The second question of #mschat from Dec 11, 2014 dealt with how to celebrate learning. the moderator @blocht574 started the round off with some exemplars to help the conversation with this tweet:
How should we celebrate learning? Individual, group etc?
The reality is that not every class will be the same even if the teacher is. For example, I teach 4 sections of 22-25 students and i can tell you that the dynamic and personality of each class is very different and calls for a different approach with each one. It takes a great deal of effort for teachers to figure out what will work best for each class. That being said I do have some personal constants that I try to employ for all my classes. I start them at the beginning of the year, before I’ve built a relationship with my classes, to set a tone of mutual trust and respect expectations that is consistent. I also allowed for individual and class growth and space for students to express their quirky, funny side that will add to the uniqueness of each section.
My tweet in response to @mr2gaw touched on this subject when I mentioned:
Building relationships starts with treating each class as its own entity. I have Ss rename their section # as a new country

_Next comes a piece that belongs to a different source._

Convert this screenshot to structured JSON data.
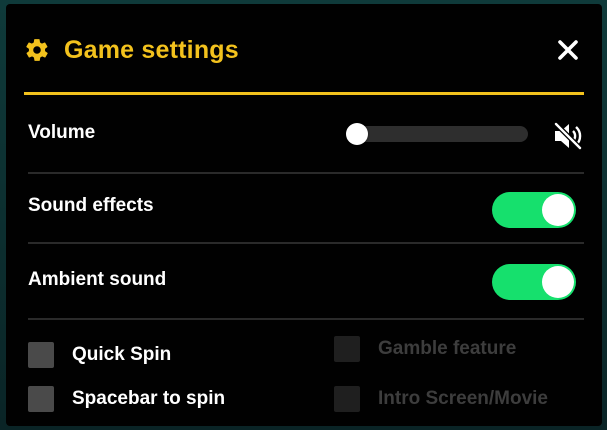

I do this so that each section creates a sense of identity that is different from the other sections. They often come up with some very unique names and even construct their own laws, and societies based on the values that become important and relevant to them… it’s pretty cool to see.

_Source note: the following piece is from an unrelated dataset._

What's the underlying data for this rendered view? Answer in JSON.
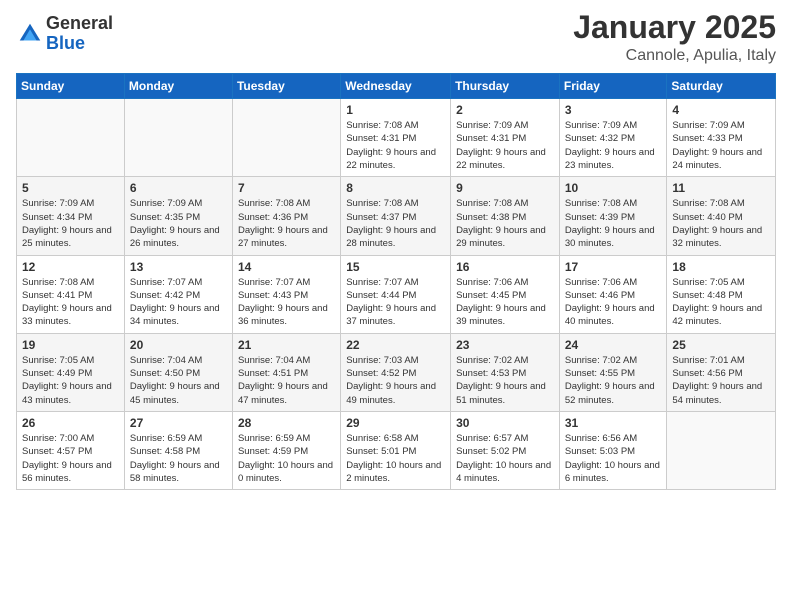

As the responses started to filter in I noticed that most of us were on the same page. Teachers need to have a way to gauge the needs of each individual student as @cskiles80 said:
I believe it depends on the Ss. Some don’t want it group, just private, others love the group!
This is an important thing to realize for a teacher. In addition to that sentiment, many teachers wanted to be aware of when and what kind of celebration is warranted. I mentioned in a tweet:
We should be constantly finding the little moments that warrant a celebration. It’s the little things that count most.
This goes back to my issue was with my first question of celebrations. I still need help in defining what we, as teachers, mean by a celebration. I want to celebrate learning every day by the way that I carry myself in school. Sometimes a celebration is just smiling while walking down the hallway on my way back to class after photocopying a set of handouts. Maybe I’m skipping down the hall today or humming “Yellow Submarine” (as I’ve been known to do…). These little expressions of happiness are, to me, a celebration that I like being in the building and are an expression of my enthusiasm that I want kids to also feel inspired, safe, and willing to do.
One tweet that stood out for me came from @nyrangerfan42. He has been one of the #mschat’ers that I’ve been following closely and I really like his style. He said:
I’m big on having students recognize each others individual success – build that community!
and another one of my new favorite tweeters @ezigbo_ said:
Tweet pics of great work. By students, faculty, staff, everyone
. . . which reminded me of my comment to make the learning the celebration… or vice versa and celebrate the learning. The way to do that is to pick something that resonated with you and your students. Some of the things mentioned were:
- fist bumps
- Victory songs
- statements of praise
- simple nod of the head
- a smile
- Wall of Fame
- Fridge of Fame
- Shout outs to specific students
- Quiet congratulations to specific students that no one else gets to hear.
- Loud congratulations for the entire class.
What was interesting is that no one mentioned a class party as a celebration. I was a little disappointed because I love them. A class party is what I thought of when I first started thinking about celebrations in the classroom. Was it because teachers think that class parties are a waste of time? Are they not suppose to be a culmination and celebration of effort for reaching a certain milestone?
I got the feeling that no one mentioned it because they were afraid to say that they even happen. Afraid because there is a stigma associated with them that they only happen around the holidays or end of the school year and many parents, teachers, administrators think they are nothing more than a waste of time. This negative connotation has persisted for decades. While I agree that many class parties have been a complete waste of time in the past, I want to affirm my love for them as a tool to promote the feeling of accomplishment and success for students. To the teachers who say that the learning itself should be the reward, I say yes… but cake is also nice, too.